Disclaimer: This website is monetized by ads, Amazon Associates, CreditCards.com, and other affiliates. As such, this article may contain affiliate links. If you decide to use them, you can sleep easier knowing you're helping me give my cats a better life. :) I really appreciate your support!
There are two different categories of tools needed for manufactured spending, acquisition tools and liquidation tools. Take Visa Buxx, for instance. The acquisition tool would be Visa Buxx itself, because points are earned by loading money onto the card. The liquidation tool would be an ATM or money order, since those are used to remove the money from your account.
Serve, Bluebird, and REDcard are a little different, because they could be considered both an acquisition and liquidation tool. For example, they can be used to acquire points by loading money onto the cards, then they can be easily liquidated using their bill pay function. That would be awesome if every prepaid card worked like that, but, unfortunately, they’re anomalies in the world of manufactured spending.
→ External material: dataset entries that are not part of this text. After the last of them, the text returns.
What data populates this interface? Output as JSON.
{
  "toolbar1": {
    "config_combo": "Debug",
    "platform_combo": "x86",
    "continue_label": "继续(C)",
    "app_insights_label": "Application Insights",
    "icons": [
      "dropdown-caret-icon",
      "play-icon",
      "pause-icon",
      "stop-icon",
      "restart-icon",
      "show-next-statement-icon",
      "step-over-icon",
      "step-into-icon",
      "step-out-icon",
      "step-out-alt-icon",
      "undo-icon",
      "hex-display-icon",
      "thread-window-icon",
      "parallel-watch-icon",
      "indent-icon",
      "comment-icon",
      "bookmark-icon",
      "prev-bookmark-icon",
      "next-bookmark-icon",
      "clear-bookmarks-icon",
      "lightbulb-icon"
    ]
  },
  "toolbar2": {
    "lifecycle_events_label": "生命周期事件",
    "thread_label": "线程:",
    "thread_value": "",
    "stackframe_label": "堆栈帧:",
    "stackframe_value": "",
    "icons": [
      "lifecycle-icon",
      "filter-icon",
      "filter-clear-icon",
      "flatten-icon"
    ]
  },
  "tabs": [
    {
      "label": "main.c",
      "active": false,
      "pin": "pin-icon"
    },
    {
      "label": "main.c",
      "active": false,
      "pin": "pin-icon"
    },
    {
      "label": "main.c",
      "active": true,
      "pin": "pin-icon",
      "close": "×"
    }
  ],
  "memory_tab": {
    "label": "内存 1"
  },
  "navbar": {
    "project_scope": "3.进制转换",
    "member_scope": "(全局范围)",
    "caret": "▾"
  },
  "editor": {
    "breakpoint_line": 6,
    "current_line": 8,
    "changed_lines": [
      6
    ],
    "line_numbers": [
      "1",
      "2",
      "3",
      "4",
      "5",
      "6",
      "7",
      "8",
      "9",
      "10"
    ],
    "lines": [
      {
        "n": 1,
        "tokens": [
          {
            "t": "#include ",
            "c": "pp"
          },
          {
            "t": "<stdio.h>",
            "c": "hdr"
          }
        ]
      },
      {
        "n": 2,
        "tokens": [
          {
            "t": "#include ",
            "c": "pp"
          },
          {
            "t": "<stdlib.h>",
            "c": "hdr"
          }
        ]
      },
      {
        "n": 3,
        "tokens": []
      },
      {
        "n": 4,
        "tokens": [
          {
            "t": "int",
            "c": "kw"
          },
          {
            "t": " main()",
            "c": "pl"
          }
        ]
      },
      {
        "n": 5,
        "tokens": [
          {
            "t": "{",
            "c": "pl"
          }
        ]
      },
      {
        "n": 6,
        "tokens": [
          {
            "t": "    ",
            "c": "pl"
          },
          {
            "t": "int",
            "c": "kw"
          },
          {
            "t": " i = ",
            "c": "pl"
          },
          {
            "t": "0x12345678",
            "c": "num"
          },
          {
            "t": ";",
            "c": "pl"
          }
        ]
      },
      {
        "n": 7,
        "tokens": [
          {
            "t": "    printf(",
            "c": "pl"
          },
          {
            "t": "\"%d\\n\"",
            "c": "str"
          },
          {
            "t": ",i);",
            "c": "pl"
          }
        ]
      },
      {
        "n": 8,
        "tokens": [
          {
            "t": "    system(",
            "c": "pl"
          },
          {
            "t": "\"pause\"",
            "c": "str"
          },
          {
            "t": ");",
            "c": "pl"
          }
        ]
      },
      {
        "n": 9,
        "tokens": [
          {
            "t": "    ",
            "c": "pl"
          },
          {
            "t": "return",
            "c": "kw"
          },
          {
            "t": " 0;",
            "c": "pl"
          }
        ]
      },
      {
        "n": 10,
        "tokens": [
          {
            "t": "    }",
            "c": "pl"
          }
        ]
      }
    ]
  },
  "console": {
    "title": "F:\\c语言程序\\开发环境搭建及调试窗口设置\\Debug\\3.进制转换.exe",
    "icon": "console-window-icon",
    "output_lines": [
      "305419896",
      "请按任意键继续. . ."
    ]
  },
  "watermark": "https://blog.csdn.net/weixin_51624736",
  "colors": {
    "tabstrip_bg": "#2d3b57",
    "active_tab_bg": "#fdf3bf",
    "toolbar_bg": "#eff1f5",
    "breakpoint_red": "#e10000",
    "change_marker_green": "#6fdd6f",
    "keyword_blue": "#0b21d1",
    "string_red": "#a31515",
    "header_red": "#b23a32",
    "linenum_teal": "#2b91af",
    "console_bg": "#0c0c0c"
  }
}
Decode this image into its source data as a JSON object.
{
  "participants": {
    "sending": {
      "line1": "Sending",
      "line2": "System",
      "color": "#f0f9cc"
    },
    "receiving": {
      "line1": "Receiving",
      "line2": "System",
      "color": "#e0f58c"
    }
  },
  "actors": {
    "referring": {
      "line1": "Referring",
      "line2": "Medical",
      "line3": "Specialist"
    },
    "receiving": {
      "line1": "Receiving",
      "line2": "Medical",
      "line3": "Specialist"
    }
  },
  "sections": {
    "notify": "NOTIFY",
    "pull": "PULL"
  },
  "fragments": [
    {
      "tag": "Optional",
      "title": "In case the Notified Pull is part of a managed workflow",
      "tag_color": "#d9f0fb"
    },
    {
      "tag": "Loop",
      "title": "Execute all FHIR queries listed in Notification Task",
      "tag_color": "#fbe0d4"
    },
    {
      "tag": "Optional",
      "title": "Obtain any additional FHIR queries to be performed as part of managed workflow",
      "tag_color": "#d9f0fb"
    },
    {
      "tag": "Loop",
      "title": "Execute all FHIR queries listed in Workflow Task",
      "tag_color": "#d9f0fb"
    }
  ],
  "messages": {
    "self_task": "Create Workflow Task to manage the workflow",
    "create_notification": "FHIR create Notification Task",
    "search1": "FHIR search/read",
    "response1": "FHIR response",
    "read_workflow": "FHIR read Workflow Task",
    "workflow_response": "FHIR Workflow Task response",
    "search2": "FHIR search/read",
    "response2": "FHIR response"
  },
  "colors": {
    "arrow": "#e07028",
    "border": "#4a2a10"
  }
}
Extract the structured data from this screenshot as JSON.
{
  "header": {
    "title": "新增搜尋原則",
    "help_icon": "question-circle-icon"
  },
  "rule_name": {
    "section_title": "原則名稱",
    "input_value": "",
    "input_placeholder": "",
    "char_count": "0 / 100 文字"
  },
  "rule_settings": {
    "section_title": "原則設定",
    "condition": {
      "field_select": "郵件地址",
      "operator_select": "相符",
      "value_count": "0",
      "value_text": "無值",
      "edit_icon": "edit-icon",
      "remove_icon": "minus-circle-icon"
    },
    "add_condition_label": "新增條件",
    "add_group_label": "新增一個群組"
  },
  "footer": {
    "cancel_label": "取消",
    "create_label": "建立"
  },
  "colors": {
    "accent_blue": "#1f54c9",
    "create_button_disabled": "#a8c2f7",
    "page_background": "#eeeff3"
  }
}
Regardless, the purpose of this post is not to outline all of the different acquisition and liquidation tools we have, but to highlight one very important tool that I don’t see commonly mentioned – an MS specific bank account.
When I first got into the manufactured spending scene, I didn’t see the need for a separate bank account. I just went about my normal business of depositing, withdrawing, and bill paying thousands of dollars every month, thinking everything was fine. I’m sure my bank didn’t find it weird that I randomly started moving large sums of money in and out of my account, but they didn’t care right? Wrong.
I started noticing that some of the tellers would write something down when I would deposit a lot of money, which worried me. I think it was an SAR, but I’m not entirely sure. Needless to say, I decided it was time I moved my MS business elsewhere, so I could keep my real transactions separate from my manufactured transactions. I’m really happy I did too, because I got a sign-up bonus for opening a new account, I don’t have to worry about my MS mixing with my everyday transactions, and If I get shut down, it’s not a big deal.
If you don’t already have a bank account specifically for manufactured spending, here’s why you should get one.
Just like with credit cards, bank accounts often have sign-up bonuses that can range from a few dollars to a few hundred. Obviously, this is nothing new to the world of points and miles, but it’s still something to consider when looking for a new bank.
Doctor of Credit does a great job of posting the top bank account sign-up bonuses available, so if you’re interested, you can check out his list here.
Also, it’s important to note that cash sign-up bonuses issued when opening a new bank account are usually considered interest. That means you can expect to pay taxes on the bonuses you earn at the end of the year. I know, it sucks.
If you like your bank, don’t risk being shut down by making sketchy transactions. They may not be sketchy to you, because manufactured spending is 100% legal, but to a bank or anyone who doesn’t know what you’re doing, they can be. As the famous saying goes, “You shouldn’t s*** where you eat.” It’s less messy that way.
When it comes to bank accounts, your regular transactions shouldn’t mingle with your manufactured transactions. Why? Because, more than likely your manufactured transactions are much larger sums of money than your regular transactions, which may look a bit suspicious. If a bank is suspicious of you, there’s nothing stopping them from closing your account. If that happens at a bank you really like that, say, earns interest, that’s too bad. That bridge is likely burned.
Having separate bank accounts for MS and normal spend may sound like structuring, but it’s not. Structuring is the process of making deposits into multiple accounts to avoid limits and paperwork. In short, it’s illegal. Having two accounts does not constitute structuring, it’s more like organizing. You have one account for your normal incomes and expenses and one account for your MS income and expenses. It’s the process of keeping everything neat and tidy.
So, should you have two bank accounts, one for MS and one for everything else? Absolutely!
New bank accounts are super easy to open up, especially online, they usually reward you, and they help you avoid shutdowns, so why wouldn’t you open one up? Exactly. Do it.